This Featured Artist is Presenting:
Can you describe how you go about making your work?
I look for the stories of people who are ‘troublemakers’ and start thinking about the ways they might reach out to describe themselves and their work if given the chance. I write one-person shows because it’s easy to get them produced and I don’t have to pay myself. I avoid writing about famous people and celebrities and I’ve only written about myself once (I’m a 9/11 survivor).
What’s drives you as an artist/company?
The desire to show the other side to the American experience in the 21st century; the desire to write work that can literally be performed anywhere (no special settings or lighting, and an orientation toward work that can be performed in non-theatrical settings).

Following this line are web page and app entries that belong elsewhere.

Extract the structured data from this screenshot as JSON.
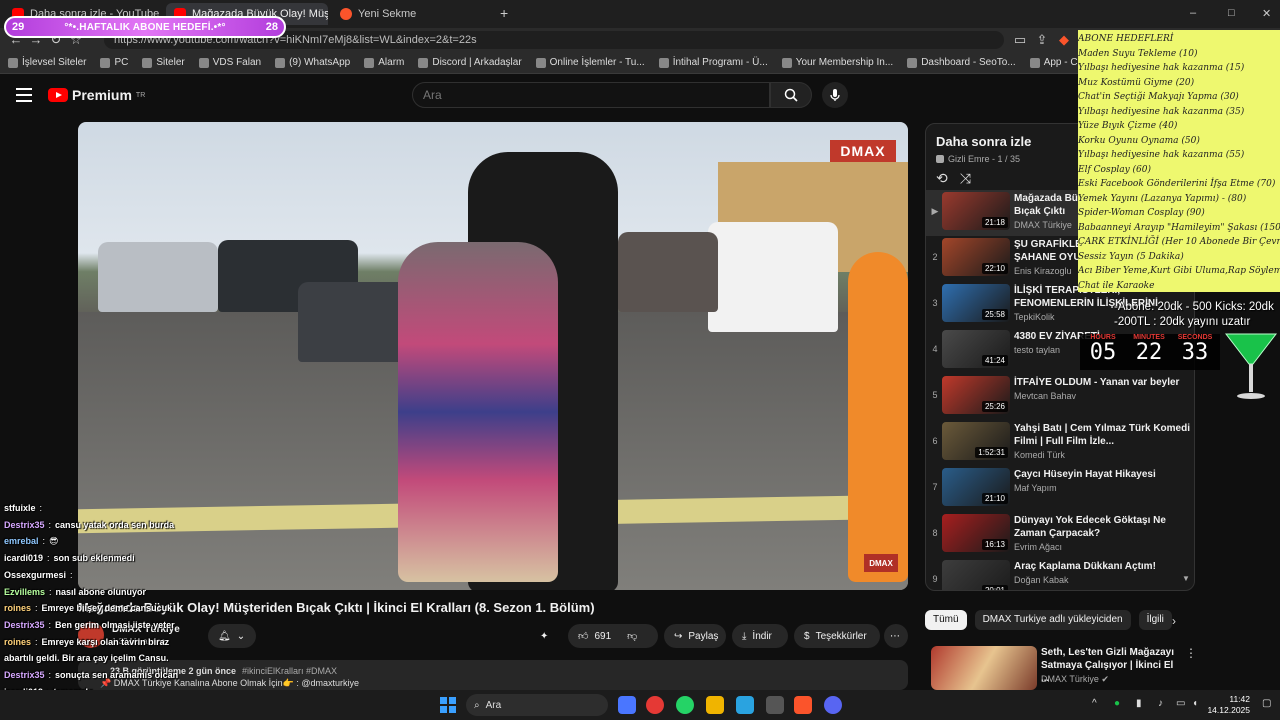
{
  "browser": {
    "tabs": [
      {
        "label": "Daha sonra izle - YouTube"
      },
      {
        "label": "Mağazada Büyük Olay! Müşteri…"
      },
      {
        "label": "Yeni Sekme"
      }
    ],
    "new_tab": "+",
    "url": "https://www.youtube.com/watch?v=hiKNmI7eMj8&list=WL&index=2&t=22s",
    "window_controls": [
      "–",
      "□",
      "✕"
    ]
  },
  "bookmarks": [
    "İşlevsel Siteler",
    "PC",
    "Siteler",
    "VDS Falan",
    "(9) WhatsApp",
    "Alarm",
    "Discord | Arkadaşlar",
    "Online İşlemler - Tu...",
    "İntihal Programı - Ü...",
    "Your Membership In...",
    "Dashboard - SeoTo...",
    "App - Copymatic",
    "IP Sorgulama - IP A..."
  ],
  "overlay_bar": {
    "left": "29",
    "title": "°*•.HAFTALIK ABONE HEDEFİ.•*°",
    "right": "28"
  },
  "yt": {
    "logo": "Premium",
    "logo_sup": "TR",
    "search_placeholder": "Ara",
    "video_title": "Mağazada Büyük Olay! Müşteriden Bıçak Çıktı | İkinci El Kralları (8. Sezon 1. Bölüm)",
    "likes": "691",
    "share": "Paylaş",
    "download": "İndir",
    "thanks": "Teşekkürler",
    "more": "⋯",
    "desc_views": "23 B görüntüleme  2 gün önce",
    "desc_tags": "#ikinciElKralları #DMAX",
    "desc_line2": "📌 DMAX Türkiye Kanalına Abone Olmak İçin👉 : @dmaxturkiye",
    "channel_name": "DMAX Türkiye",
    "channel_subs": "1,32 Mn abone"
  },
  "player": {
    "logo": "DMAX",
    "bug": "DMAX"
  },
  "watch_later": {
    "title": "Daha sonra izle",
    "sub": "Gizli Emre - 1 / 35",
    "items": [
      {
        "idx": "▶",
        "title": "Mağazada Büyük Olay! Müşteriden Bıçak Çıktı",
        "channel": "DMAX Türkiye",
        "dur": "21:18",
        "color": "#9a3a2e"
      },
      {
        "idx": "2",
        "title": "ŞU GRAFİKLERE BAK! YEPYENİ 23 ŞAHANE OYUN",
        "channel": "Enis Kirazoglu",
        "dur": "22:10",
        "color": "#a3462a"
      },
      {
        "idx": "3",
        "title": "İLİŞKİ TERAPİSTLERİ, FENOMENLERİN İLİŞKİLERİNİ",
        "channel": "TepkiKolik",
        "dur": "25:58",
        "color": "#2f6fb0"
      },
      {
        "idx": "4",
        "title": "4380 EV ZİYARETİ",
        "channel": "testo taylan",
        "dur": "41:24",
        "color": "#4a4a4a"
      },
      {
        "idx": "5",
        "title": "İTFAİYE OLDUM - Yanan var beyler",
        "channel": "Mevtcan Bahav",
        "dur": "25:26",
        "color": "#c0392b"
      },
      {
        "idx": "6",
        "title": "Yahşi Batı | Cem Yılmaz Türk Komedi Filmi | Full Film İzle...",
        "channel": "Komedi Türk",
        "dur": "1:52:31",
        "color": "#6b5a3a"
      },
      {
        "idx": "7",
        "title": "Çaycı Hüseyin Hayat Hikayesi",
        "channel": "Maf Yapım",
        "dur": "21:10",
        "color": "#2a5d8a"
      },
      {
        "idx": "8",
        "title": "Dünyayı Yok Edecek Göktaşı Ne Zaman Çarpacak?",
        "channel": "Evrim Ağacı",
        "dur": "16:13",
        "color": "#a81f1f"
      },
      {
        "idx": "9",
        "title": "Araç Kaplama Dükkanı Açtım!",
        "channel": "Doğan Kabak",
        "dur": "20:01",
        "color": "#3d3d3d"
      }
    ]
  },
  "chips": {
    "items": [
      "Tümü",
      "DMAX Turkiye adlı yükleyiciden",
      "İlgili"
    ],
    "next": "›"
  },
  "related": {
    "title": "Seth, Les'ten Gizli Mağazayı Satmaya Çalışıyor | İkinci El ...",
    "channel": "DMAX Türkiye ✔",
    "more": "⋮"
  },
  "goals": [
    "ABONE HEDEFLERİ",
    "Maden Suyu Tekleme (10)",
    "Yılbaşı hediyesine hak kazanma (15)",
    "Muz Kostümü Giyme (20)",
    "Chat'in Seçtiği Makyajı Yapma (30)",
    "Yılbaşı hediyesine hak kazanma (35)",
    "Yüze Bıyık Çizme (40)",
    "Korku Oyunu Oynama (50)",
    "Yılbaşı hediyesine hak kazanma (55)",
    "Elf Cosplay  (60)",
    "Eski Facebook Gönderilerini İfşa Etme (70)",
    "Yemek Yayını (Lazanya Yapımı) - (80)",
    "Spider-Woman Cosplay (90)",
    "Babaanneyi Arayıp \"Hamileyim\" Şakası (150)",
    "ÇARK ETKİNLİĞİ (Her 10 Abonede Bir Çevrilir)",
    "Sessiz Yayın (5 Dakika)",
    "Acı Biber Yeme,Kurt Gibi Uluma,Rap Söyleme",
    "Chat ile Karaoke"
  ],
  "subinfo": {
    "line1": "-Abone: 20dk - 500 Kicks: 20dk",
    "line2": "-200TL : 20dk yayını uzatır"
  },
  "timer": {
    "hours_label": "HOURS",
    "minutes_label": "MINUTES",
    "seconds_label": "SECONDS",
    "hours": "05",
    "minutes": "22",
    "seconds": "33"
  },
  "chat": [
    {
      "user": "stfuixle",
      "color": "#ffffff",
      "text": ""
    },
    {
      "user": "Destrix35",
      "color": "#d6a8ff",
      "text": "cansu yatak orda sen burda"
    },
    {
      "user": "emrebal",
      "color": "#8fc8ff",
      "text": "😎"
    },
    {
      "user": "icardi019",
      "color": "#ffffff",
      "text": "son sub eklenmedi"
    },
    {
      "user": "Ossexgurmesi",
      "color": "#ffffff",
      "text": ""
    },
    {
      "user": "Ezvillems",
      "color": "#b6ff9e",
      "text": "nasıl abone olunuyor"
    },
    {
      "user": "roines",
      "color": "#ffd27a",
      "text": "Emreye biişey deme cansucuk"
    },
    {
      "user": "Destrix35",
      "color": "#d6a8ff",
      "text": "Ben gerim olmasi iiste yeter"
    },
    {
      "user": "roines",
      "color": "#ffd27a",
      "text": "Emreye karşı olan tavrin biraz"
    },
    {
      "user": "",
      "color": "#ffffff",
      "text": "abartılı geldi. Bir ara çay içelim Cansu."
    },
    {
      "user": "Destrix35",
      "color": "#d6a8ff",
      "text": "sonuçta sen aramamis olcan"
    },
    {
      "user": "icardi019",
      "color": "#ffffff",
      "text": "tamamdır"
    },
    {
      "user": "Destrix35",
      "color": "#d6a8ff",
      "text": "lavuk sardı bizi aga ya"
    }
  ],
  "taskbar": {
    "search": "Ara",
    "time": "11:42",
    "date": "14.12.2025"
  }
}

How did you begin making work?
I’ve been writing for 40 years. My first play was produced at University of South Florida and broadcast on WUSF back in 1980. I wrote my first one-man show in 1997, and I’ve been performing my own work since 2004.
One thing our readers might not know about you?

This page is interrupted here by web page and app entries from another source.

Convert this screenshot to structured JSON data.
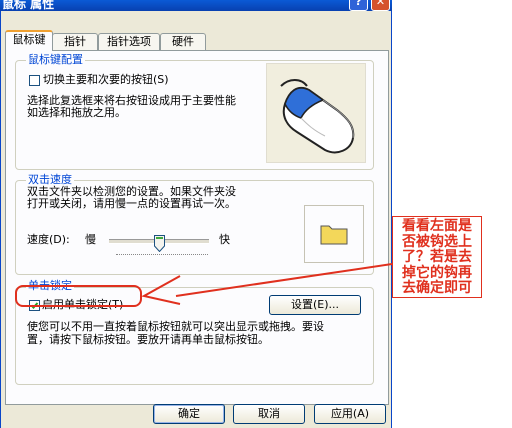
{
  "window": {
    "title": "鼠标 属性",
    "help_label": "?",
    "close_label": "✕"
  },
  "tabs": [
    {
      "label": "鼠标键",
      "active": true
    },
    {
      "label": "指针",
      "active": false
    },
    {
      "label": "指针选项",
      "active": false
    },
    {
      "label": "硬件",
      "active": false
    }
  ],
  "buttons_group": {
    "title": "鼠标键配置",
    "checkbox_label": "切换主要和次要的按钮(S)",
    "checked": false,
    "description_1": "选择此复选框来将右按钮设成用于主要性能",
    "description_2": "如选择和拖放之用。"
  },
  "double_click": {
    "title": "双击速度",
    "description_1": "双击文件夹以检测您的设置。如果文件夹没",
    "description_2": "打开或关闭，请用慢一点的设置再试一次。",
    "speed_label": "速度(D):",
    "slow_label": "慢",
    "fast_label": "快",
    "slider_value_fraction": 0.5
  },
  "click_lock": {
    "title": "单击锁定",
    "checkbox_label": "启用单击锁定(T)",
    "checked": true,
    "settings_button": "设置(E)...",
    "description_1": "使您可以不用一直按着鼠标按钮就可以突出显示或拖拽。要设",
    "description_2": "置，请按下鼠标按钮。要放开请再单击鼠标按钮。"
  },
  "footer": {
    "ok": "确定",
    "cancel": "取消",
    "apply": "应用(A)"
  },
  "annotation": {
    "text": "看看左面是否被钩选上了？若是去掉它的钩再去确定即可",
    "color": "#e0301e"
  },
  "colors": {
    "accent": "#0046d5",
    "titlebar": "#0a5ad6",
    "dialog_bg": "#ece9d8"
  }
}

I was a resident of Tampa/St Pete in the late 1970’s. I liked it here but moved on for family/professional reasons after I graduated from University of South Florida.

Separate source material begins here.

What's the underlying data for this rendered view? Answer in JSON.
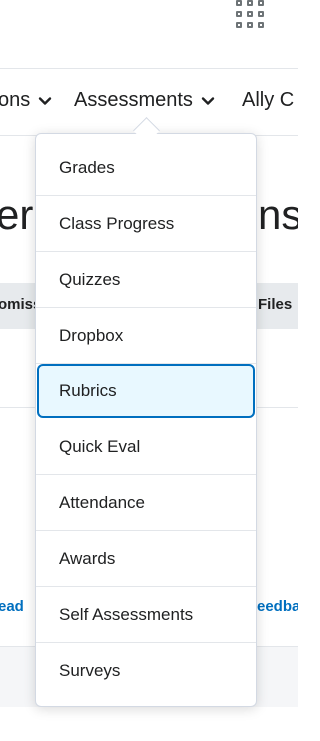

One thing our readers might not know about your work?
My work has done in the US and Europe, and has been published. I’ve written over 35 plays.
What do you most like about the work you will present at this year’s festival?
I wrestled with a truly difficult subject, one that was terribly dour, and found a way to bring it to an audience in a funny context that was open enough to viewers to allow them to be part of an intimate gathering to talk about our shared humanity.
Why should audience members choose you?
People should choose me because I have something to say that they need to hear. My play lays out, with both humor and pathos, the case for our lives being shortened by forces we don’t understand. It’s a story no one wants to tell but that all of us need to hear. I will open that door. It’s a conversation that we all have needed to have for at least 20 years and a conversation we should have with our loved ones as soon as we can.
Have you ever performed in a fringe Festival before?
Describe your most memorable fringe Festival experience.
Least favorite: someone brought their four-year-old to PLANET HOSPICE, and she got a bit… concerned when I started talking about the bears dying.
Funniest: I was doing my play A CLOWN A HAMMER A BOMB AND GOD out of doors and a homeless man came up and grabbed my prop food (a jar of strawberry jam that’s been in my prop bag for 11 years) and started eating it.
Proudest/oddest: When I got the acceptance letter for A CLOWN A HAMMER A BOMB AND GOD from the NY Fringe in 1997, the performance space was in a Catholic high school and so the script had to be approved by the Archdiocese. I am thus the only son in-law (and would certainly be the only daughter-in-law) of my late very sweet Catholic Mother-in-Law to have a letter of approval from the New York Archdiocese Catholic Church.
Have you ever been to Florida or Tampa before?
What are you most looking forward to about your visit?
I’m looking forward to seeing Tampa (haven’t been there in many years) and seeing old friends (the people I went to college with). I also want a non-New York audience to see my work.
Why did you choose the Tampa Fringe?
I wanted to do this particular play in one of the states where government has made it difficult for state workers to address the issue of climate change/global warming. I love Florida and I’m afraid it’s going to be washed into the sea in the near term due to advancing sea levels and more deadly tropical storms. I’m hoping that Planet Hospice sparks a conversation about saving it (even whether it’s possible or not).
What do you hope to get from presenting on the Tampa Fringe?
I hope people who come enjoy themselves. I also want them to take some insights away about our lives and the way we live. We’ve always known that someday we would die, and (with every new story about what’s happening to our climate) there seems no better time to contemplate this fact.
Describe the context of your work and where you come from?
Thirty-plus years of life experiences played out in the city of New York, years when I felt broke or desperate or lucky or angry or gifted or loved.
Where is home and what is it like?
Brooklyn, New York has been home for 33 years. Brooklyn is a place full of writers, both living and dead (those who died with money share cemetery space with other NY celebrities in Greenwood, also the site of the Battle of Brooklyn in the Revolution). The world’s first dedicated bicycle path (Ocean Parkway) was built here in 1896. Bugs Bunny‘s dialect was pure Flatbush, one of countless archetypal American characters who hail from Kings County.
Anything else you would like to say?
I’m really looking forward to performing at the Fringe. I hope I make your time with me worthwhile.